**Exercise objective**
Line by line, copy the records below exactly and leave the pictures out.

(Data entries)
++++

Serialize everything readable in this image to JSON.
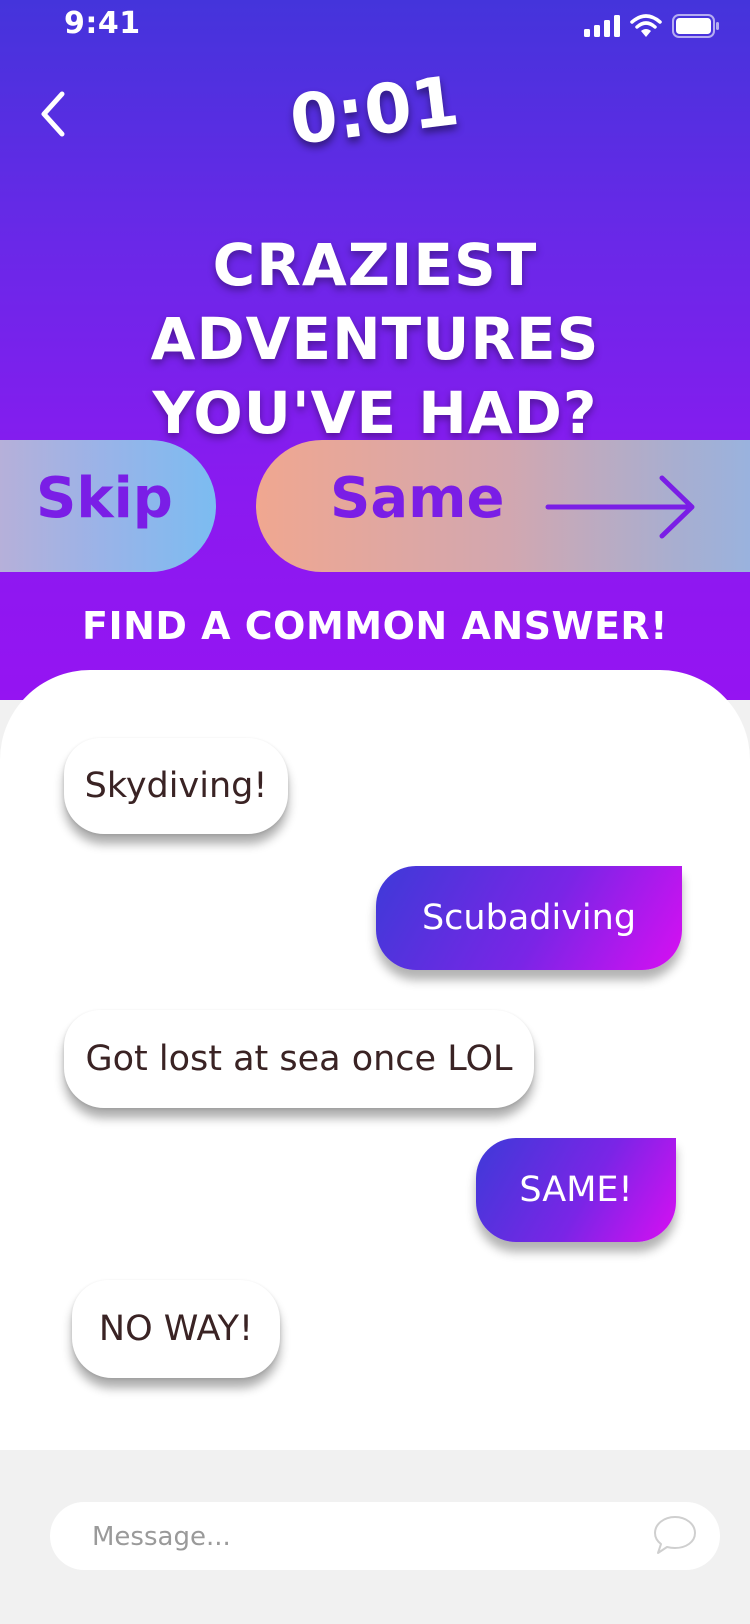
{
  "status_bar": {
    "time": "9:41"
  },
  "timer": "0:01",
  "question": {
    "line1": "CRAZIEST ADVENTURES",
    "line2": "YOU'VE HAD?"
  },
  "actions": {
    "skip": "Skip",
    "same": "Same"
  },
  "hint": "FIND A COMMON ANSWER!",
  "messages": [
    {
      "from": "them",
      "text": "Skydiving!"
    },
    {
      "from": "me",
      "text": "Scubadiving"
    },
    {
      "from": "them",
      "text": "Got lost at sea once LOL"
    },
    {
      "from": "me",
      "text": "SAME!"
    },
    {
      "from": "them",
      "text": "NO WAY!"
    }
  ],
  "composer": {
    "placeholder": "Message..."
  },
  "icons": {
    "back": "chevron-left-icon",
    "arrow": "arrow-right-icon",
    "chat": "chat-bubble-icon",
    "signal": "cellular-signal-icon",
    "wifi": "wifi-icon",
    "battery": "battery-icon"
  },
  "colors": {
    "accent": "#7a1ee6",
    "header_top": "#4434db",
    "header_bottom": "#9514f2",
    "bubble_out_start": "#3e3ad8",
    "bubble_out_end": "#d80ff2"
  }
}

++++

**Response to the exercise**
Serialize everything readable in this image to JSON.
{
  "status_bar": {
    "time": "9:41"
  },
  "timer": "0:01",
  "question": {
    "line1": "CRAZIEST ADVENTURES",
    "line2": "YOU'VE HAD?"
  },
  "actions": {
    "skip": "Skip",
    "same": "Same"
  },
  "hint": "FIND A COMMON ANSWER!",
  "messages": [
    {
      "from": "them",
      "text": "Skydiving!"
    },
    {
      "from": "me",
      "text": "Scubadiving"
    },
    {
      "from": "them",
      "text": "Got lost at sea once LOL"
    },
    {
      "from": "me",
      "text": "SAME!"
    },
    {
      "from": "them",
      "text": "NO WAY!"
    }
  ],
  "composer": {
    "placeholder": "Message..."
  },
  "icons": {
    "back": "chevron-left-icon",
    "arrow": "arrow-right-icon",
    "chat": "chat-bubble-icon",
    "signal": "cellular-signal-icon",
    "wifi": "wifi-icon",
    "battery": "battery-icon"
  },
  "colors": {
    "accent": "#7a1ee6",
    "header_top": "#4434db",
    "header_bottom": "#9514f2",
    "bubble_out_start": "#3e3ad8",
    "bubble_out_end": "#d80ff2"
  }
}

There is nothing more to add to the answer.